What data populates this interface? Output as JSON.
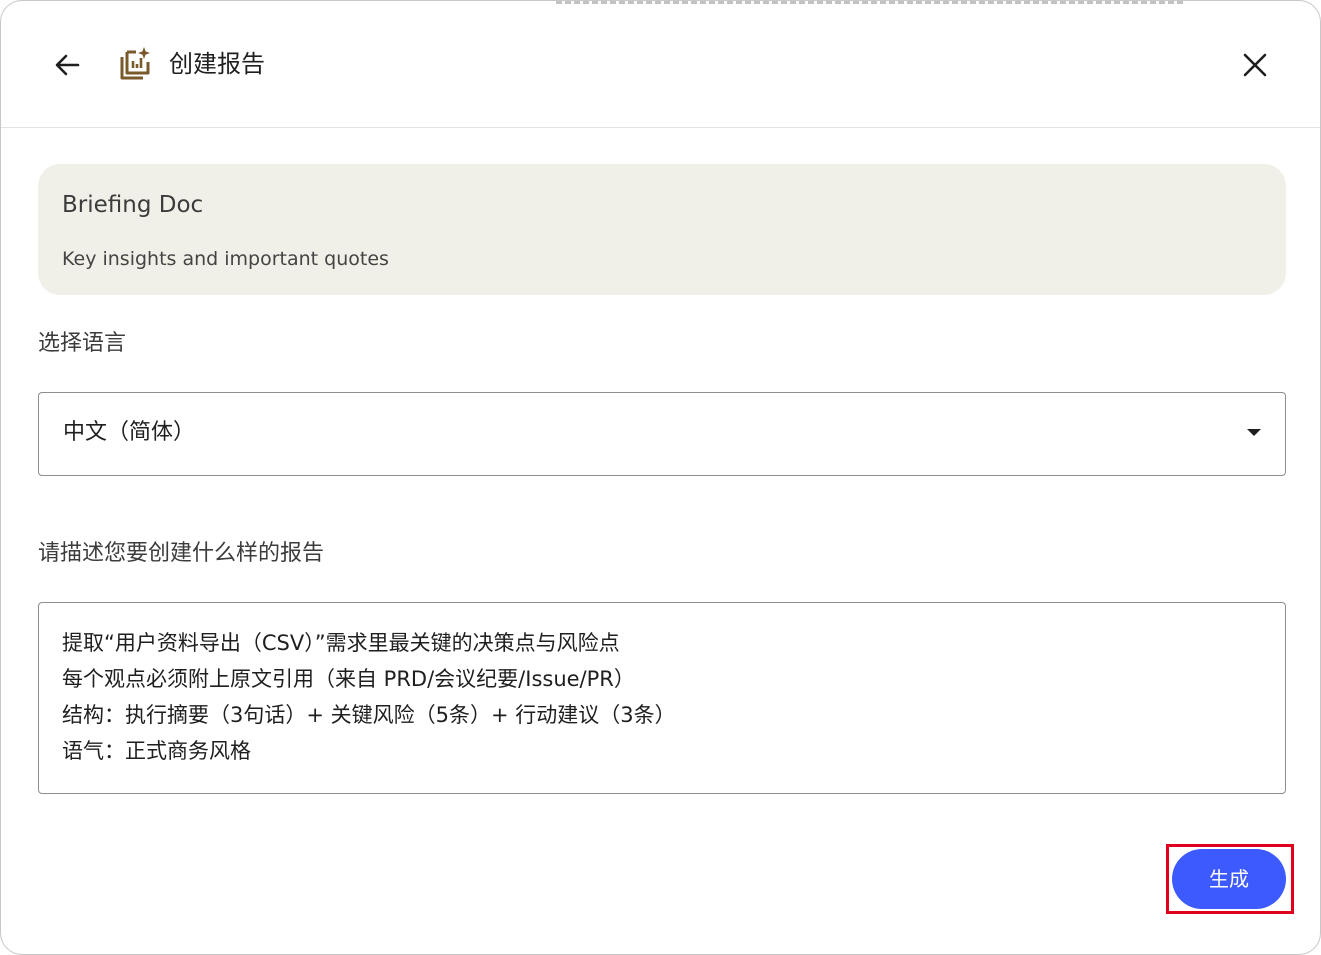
{
  "header": {
    "title": "创建报告",
    "back_icon": "arrow-back-icon",
    "report_icon": "report-sparkle-icon",
    "close_icon": "close-icon"
  },
  "format_card": {
    "title": "Briefing Doc",
    "subtitle": "Key insights and important quotes"
  },
  "language": {
    "label": "选择语言",
    "selected": "中文（简体）"
  },
  "description": {
    "label": "请描述您要创建什么样的报告",
    "lines": [
      "提取“用户资料导出（CSV）”需求里最关键的决策点与风险点",
      "每个观点必须附上原文引用（来自 PRD/会议纪要/Issue/PR）",
      "结构：执行摘要（3句话）+ 关键风险（5条）+ 行动建议（3条）",
      "语气：正式商务风格"
    ]
  },
  "actions": {
    "generate_label": "生成"
  },
  "colors": {
    "accent": "#3d5afe",
    "card_bg": "#f1f0e8",
    "icon_brown": "#7a5a2b",
    "highlight": "#e0001b"
  }
}
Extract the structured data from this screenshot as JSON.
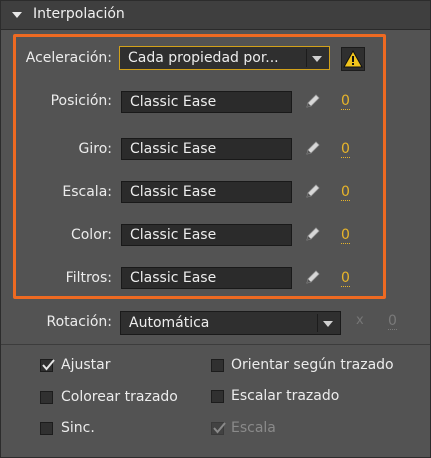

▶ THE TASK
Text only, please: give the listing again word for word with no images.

▶ PROBLEM SOLUTION
What data populates this interface? Output as JSON.
{
  "header": {
    "title": "创建报告",
    "back_icon": "arrow-back-icon",
    "report_icon": "report-sparkle-icon",
    "close_icon": "close-icon"
  },
  "format_card": {
    "title": "Briefing Doc",
    "subtitle": "Key insights and important quotes"
  },
  "language": {
    "label": "选择语言",
    "selected": "中文（简体）"
  },
  "description": {
    "label": "请描述您要创建什么样的报告",
    "lines": [
      "提取“用户资料导出（CSV）”需求里最关键的决策点与风险点",
      "每个观点必须附上原文引用（来自 PRD/会议纪要/Issue/PR）",
      "结构：执行摘要（3句话）+ 关键风险（5条）+ 行动建议（3条）",
      "语气：正式商务风格"
    ]
  },
  "actions": {
    "generate_label": "生成"
  },
  "colors": {
    "accent": "#3d5afe",
    "card_bg": "#f1f0e8",
    "icon_brown": "#7a5a2b",
    "highlight": "#e0001b"
  }
}
Extract the structured data from this screenshot as JSON.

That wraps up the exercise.